Entries from a dataset of interfaces:
------------

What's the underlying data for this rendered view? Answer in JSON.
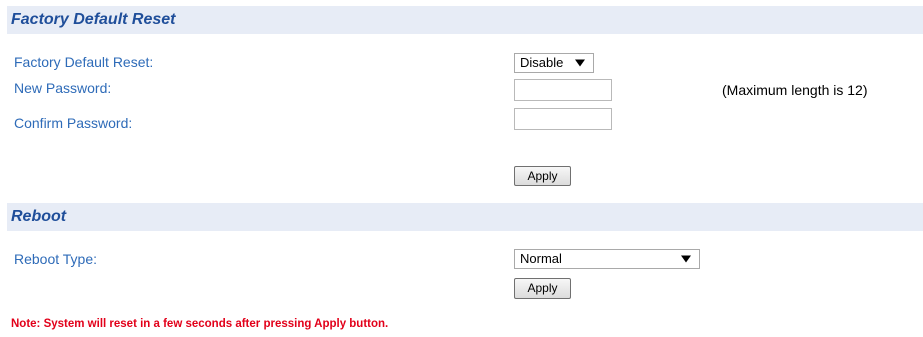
{
  "factory_section": {
    "title": "Factory Default Reset",
    "reset_label": "Factory Default Reset:",
    "reset_value": "Disable",
    "new_password_label": "New Password:",
    "new_password_value": "",
    "confirm_password_label": "Confirm Password:",
    "confirm_password_value": "",
    "max_length_hint": "(Maximum length is 12)",
    "apply_label": "Apply"
  },
  "reboot_section": {
    "title": "Reboot",
    "type_label": "Reboot Type:",
    "type_value": "Normal",
    "apply_label": "Apply"
  },
  "note": "Note: System will reset in a few seconds after pressing Apply button."
}
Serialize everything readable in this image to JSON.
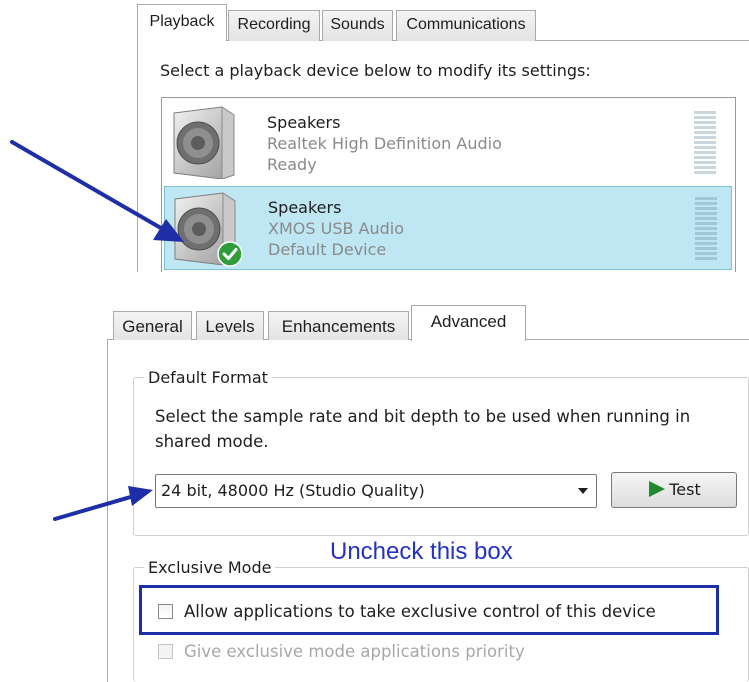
{
  "playback_dialog": {
    "tabs": [
      {
        "label": "Playback",
        "active": true
      },
      {
        "label": "Recording",
        "active": false
      },
      {
        "label": "Sounds",
        "active": false
      },
      {
        "label": "Communications",
        "active": false
      }
    ],
    "prompt": "Select a playback device below to modify its settings:",
    "devices": [
      {
        "name": "Speakers",
        "driver": "Realtek High Definition Audio",
        "status": "Ready",
        "selected": false,
        "icon": "speaker-icon"
      },
      {
        "name": "Speakers",
        "driver": "XMOS USB Audio",
        "status": "Default Device",
        "selected": true,
        "icon": "speaker-icon",
        "badge": "default-check-icon"
      }
    ]
  },
  "properties_dialog": {
    "tabs": [
      {
        "label": "General",
        "active": false
      },
      {
        "label": "Levels",
        "active": false
      },
      {
        "label": "Enhancements",
        "active": false
      },
      {
        "label": "Advanced",
        "active": true
      }
    ],
    "default_format": {
      "title": "Default Format",
      "description": "Select the sample rate and bit depth to be used when running in shared mode.",
      "selected_format": "24 bit, 48000 Hz (Studio Quality)",
      "test_label": "Test"
    },
    "exclusive_mode": {
      "title": "Exclusive Mode",
      "allow_exclusive_label": "Allow applications to take exclusive control of this device",
      "allow_exclusive_checked": false,
      "priority_label": "Give exclusive mode applications priority",
      "priority_checked": false,
      "priority_enabled": false
    }
  },
  "annotations": {
    "callout_text": "Uncheck this box",
    "color": "#1d2ea6"
  },
  "colors": {
    "selection_bg": "#bfe6f3",
    "test_icon": "#1f8a2e",
    "check_badge": "#2f9e3a"
  }
}
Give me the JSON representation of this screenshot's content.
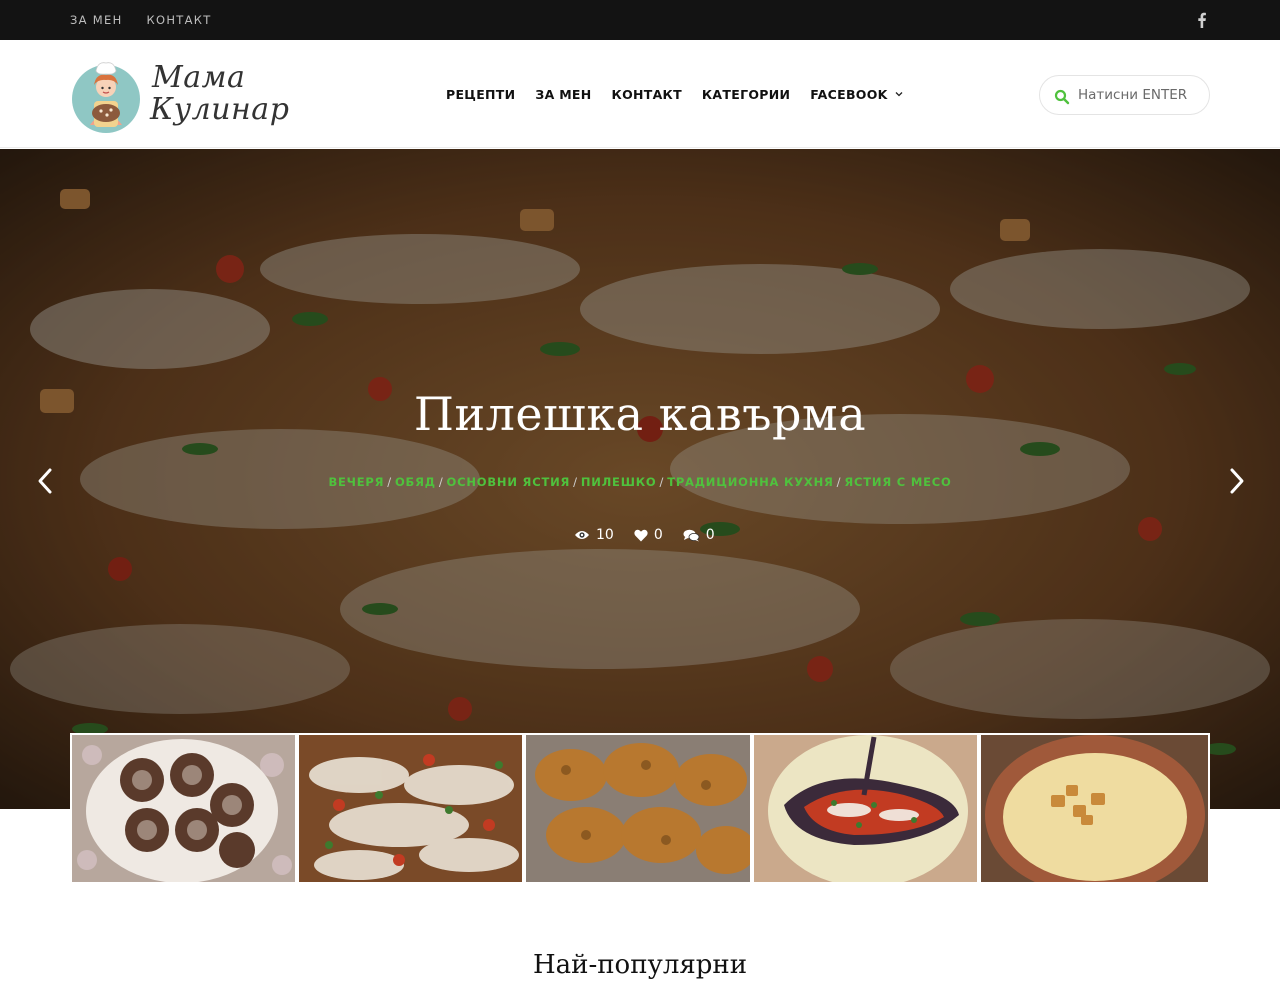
{
  "topbar": {
    "links": [
      "ЗА МЕН",
      "КОНТАКТ"
    ],
    "social_icon": "facebook-icon"
  },
  "logo": {
    "line1": "Мама",
    "line2": "Кулинар"
  },
  "nav": {
    "items": [
      "РЕЦЕПТИ",
      "ЗА МЕН",
      "КОНТАКТ",
      "КАТЕГОРИИ",
      "FACEBOOK"
    ]
  },
  "search": {
    "placeholder": "Натисни ENTER"
  },
  "hero": {
    "title": "Пилешка кавърма",
    "categories": [
      "ВЕЧЕРЯ",
      "ОБЯД",
      "ОСНОВНИ ЯСТИЯ",
      "ПИЛЕШКО",
      "ТРАДИЦИОННА КУХНЯ",
      "ЯСТИЯ С МЕСО"
    ],
    "separator": "/",
    "stats": {
      "views": "10",
      "likes": "0",
      "comments": "0"
    }
  },
  "section": {
    "title": "Най-популярни"
  },
  "colors": {
    "accent": "#4fc13d",
    "topbar": "#131313",
    "text": "#111111"
  }
}
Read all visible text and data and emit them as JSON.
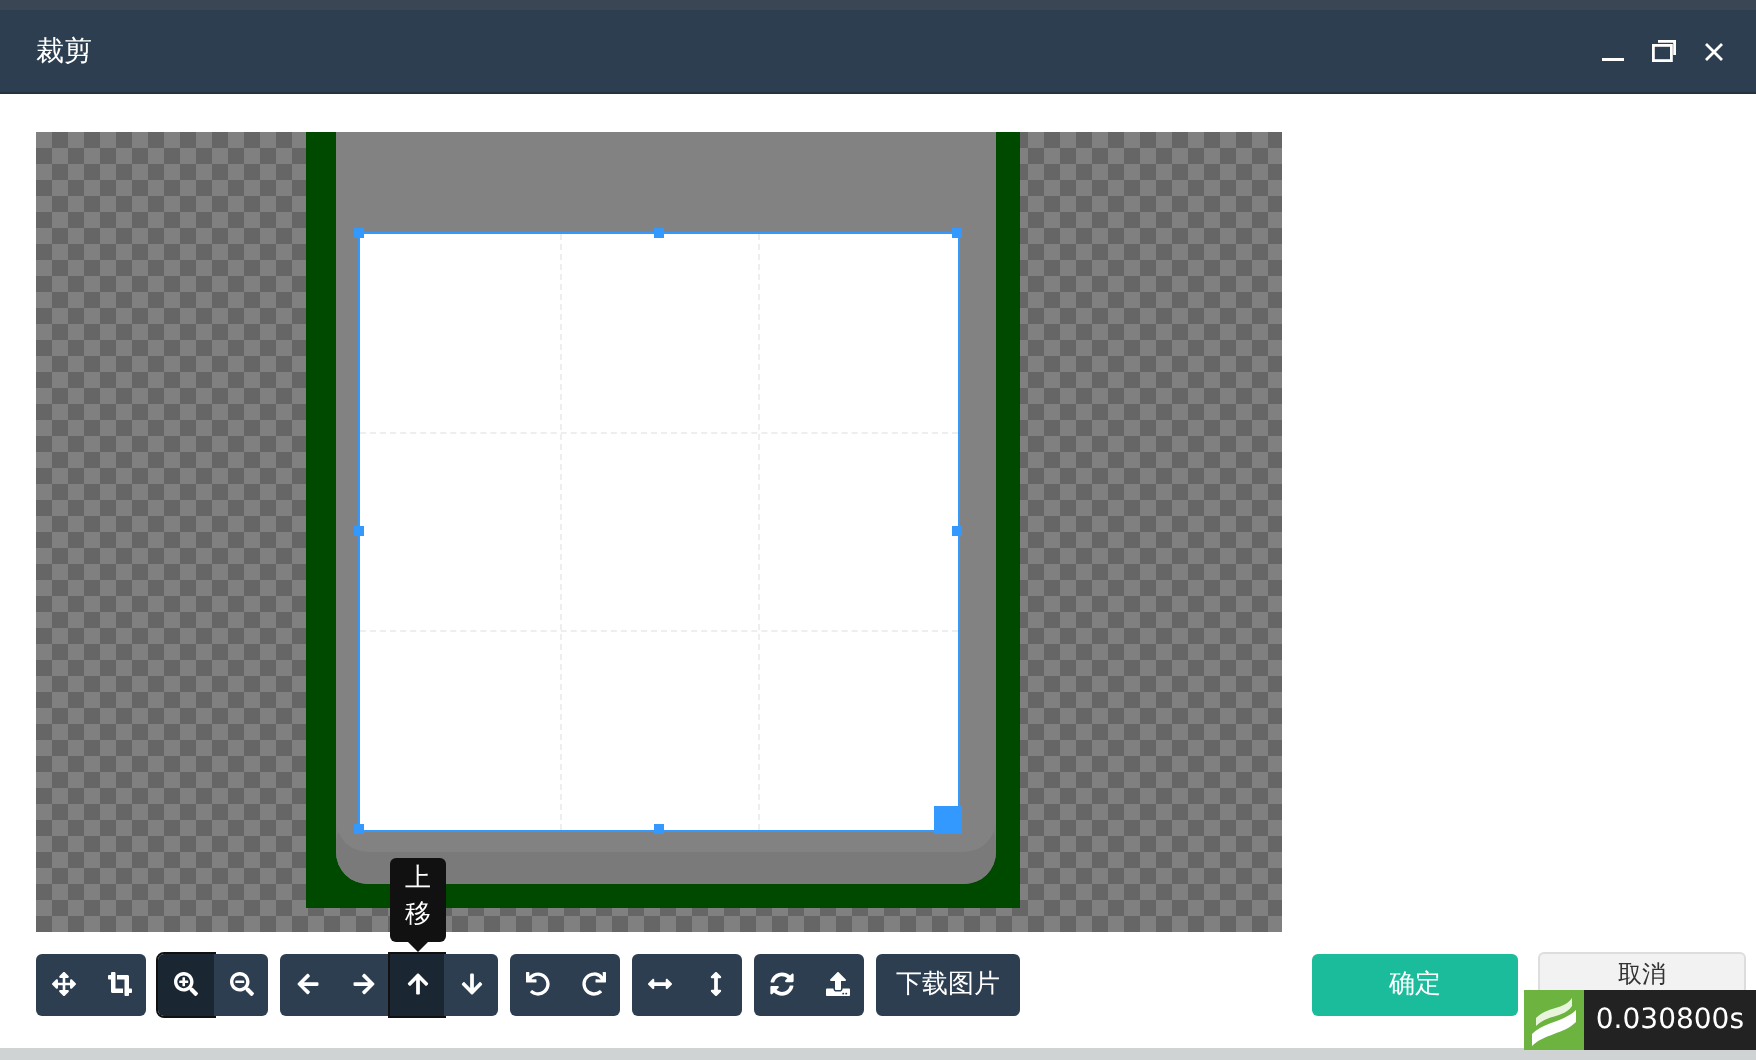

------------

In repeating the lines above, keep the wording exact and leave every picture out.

What's the underlying data for this rendered view? Answer in JSON.
{
  "factory_section": {
    "title": "Factory Default Reset",
    "reset_label": "Factory Default Reset:",
    "reset_value": "Disable",
    "new_password_label": "New Password:",
    "new_password_value": "",
    "confirm_password_label": "Confirm Password:",
    "confirm_password_value": "",
    "max_length_hint": "(Maximum length is 12)",
    "apply_label": "Apply"
  },
  "reboot_section": {
    "title": "Reboot",
    "type_label": "Reboot Type:",
    "type_value": "Normal",
    "apply_label": "Apply"
  },
  "note": "Note: System will reset in a few seconds after pressing Apply button."
}
Serialize everything readable in this image to JSON.
{
  "playback_dialog": {
    "tabs": [
      {
        "label": "Playback",
        "active": true
      },
      {
        "label": "Recording",
        "active": false
      },
      {
        "label": "Sounds",
        "active": false
      },
      {
        "label": "Communications",
        "active": false
      }
    ],
    "prompt": "Select a playback device below to modify its settings:",
    "devices": [
      {
        "name": "Speakers",
        "driver": "Realtek High Definition Audio",
        "status": "Ready",
        "selected": false,
        "icon": "speaker-icon"
      },
      {
        "name": "Speakers",
        "driver": "XMOS USB Audio",
        "status": "Default Device",
        "selected": true,
        "icon": "speaker-icon",
        "badge": "default-check-icon"
      }
    ]
  },
  "properties_dialog": {
    "tabs": [
      {
        "label": "General",
        "active": false
      },
      {
        "label": "Levels",
        "active": false
      },
      {
        "label": "Enhancements",
        "active": false
      },
      {
        "label": "Advanced",
        "active": true
      }
    ],
    "default_format": {
      "title": "Default Format",
      "description": "Select the sample rate and bit depth to be used when running in shared mode.",
      "selected_format": "24 bit, 48000 Hz (Studio Quality)",
      "test_label": "Test"
    },
    "exclusive_mode": {
      "title": "Exclusive Mode",
      "allow_exclusive_label": "Allow applications to take exclusive control of this device",
      "allow_exclusive_checked": false,
      "priority_label": "Give exclusive mode applications priority",
      "priority_checked": false,
      "priority_enabled": false
    }
  },
  "annotations": {
    "callout_text": "Uncheck this box",
    "color": "#1d2ea6"
  },
  "colors": {
    "selection_bg": "#bfe6f3",
    "test_icon": "#1f8a2e",
    "check_badge": "#2f9e3a"
  }
}
Give me the JSON representation of this screenshot's content.
{
  "topbar": {
    "links": [
      "ЗА МЕН",
      "КОНТАКТ"
    ],
    "social_icon": "facebook-icon"
  },
  "logo": {
    "line1": "Мама",
    "line2": "Кулинар"
  },
  "nav": {
    "items": [
      "РЕЦЕПТИ",
      "ЗА МЕН",
      "КОНТАКТ",
      "КАТЕГОРИИ",
      "FACEBOOK"
    ]
  },
  "search": {
    "placeholder": "Натисни ENTER"
  },
  "hero": {
    "title": "Пилешка кавърма",
    "categories": [
      "ВЕЧЕРЯ",
      "ОБЯД",
      "ОСНОВНИ ЯСТИЯ",
      "ПИЛЕШКО",
      "ТРАДИЦИОННА КУХНЯ",
      "ЯСТИЯ С МЕСО"
    ],
    "separator": "/",
    "stats": {
      "views": "10",
      "likes": "0",
      "comments": "0"
    }
  },
  "section": {
    "title": "Най-популярни"
  },
  "colors": {
    "accent": "#4fc13d",
    "topbar": "#131313",
    "text": "#111111"
  }
}
Read all visible text and data and emit them as JSON.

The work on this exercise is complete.